New round of Syria talks in Geneva
After nine months of compulsory break due to the coronavirus pandemic, the third round of talks of the so-called Constitutional Committee for Syria has begun in Geneva. Again not at the table is the autonomous administration.
After nine months of forced break due to the Corona pandemic, the so-called Constitutional Committee for Syria, under the aegis of the United Nations, continues its deliberations at the League of Nations Palace in Geneva. Fifteen representatives each from the government in Damascus, the "opposition" supported by Turkey and civil society organizations are to draw up the work program for the constitutional talks. The constitutional committee formed last fall could open the door to a political process and create trust, declared the UN special envoy to Syria, Geir Pedersen, in a briefing for the UN Security Council last week. However, no one should expect a miracle; the deliberations would be long and difficult.
It is said that the talks of the so-called Small Chamber will initially continue until Friday. At the end of the process, a draft constitution is to be drawn up, which the Grand Chamber of the body with 150 delegates must approve. Pedersen will also meet separately with representatives of the foreign powers active in Syria, Russia, the USA, Turkey and Iran. The Autonomous Administration of North and East Syria, which represents almost six million people in Syria, is not represented on the constitutional committee.

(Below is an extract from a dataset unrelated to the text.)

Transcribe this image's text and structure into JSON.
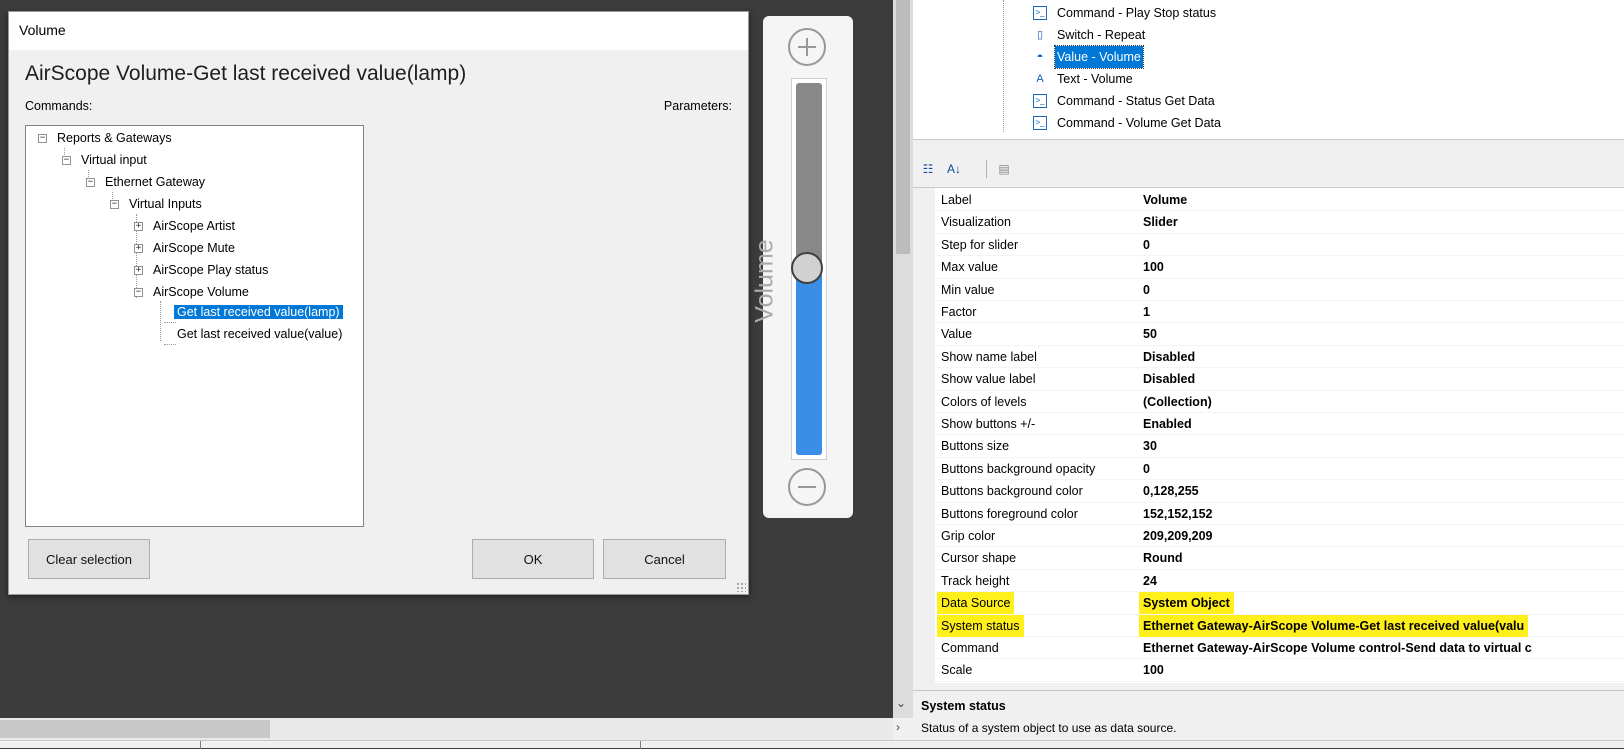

The first round of talks ended without result in November 2019. Although the parties agreed on another round as early as March of this year, Covid-19 thwarted their plans. In a resolution in 2015, the UN Security Council had stipulated the formation of a constitutional committee as part of a comprehensive peaceful solution to the Syrian conflict. But there was a long dispute over the composition of the committee. At Turkey's insistence, however, it was known early on that the representatives of the democratic project of North and East Syria would not sit at the table.
"A new constitution for Syria should be written by the peoples who liberated the country," says Abid Hamid al-Mihbash, co-chair of the Executive Council of the Autonomous Administration. The Syrian crisis has been unresolved for more than nine years. International meetings that only seemingly intend a solution have lasted almost as long. Whether in Vienna, Munich, Astana, Riyadh, Cairo, Sochi or now in Geneva, Mihbash calls the talks a "pure waste of time". The reason is obvious: "The committee does not act in the interest of the people, but for the interests of Turkey, Russia and Iran. Therefore, it will also end up in a dead end in this round. We have made it clear from the beginning that such a committee cannot contribute to solving the problem without the involvement of our peoples. As long as the will of millions of people remains unheeded, the Constitutional Committee will not find its way out of the impasse.”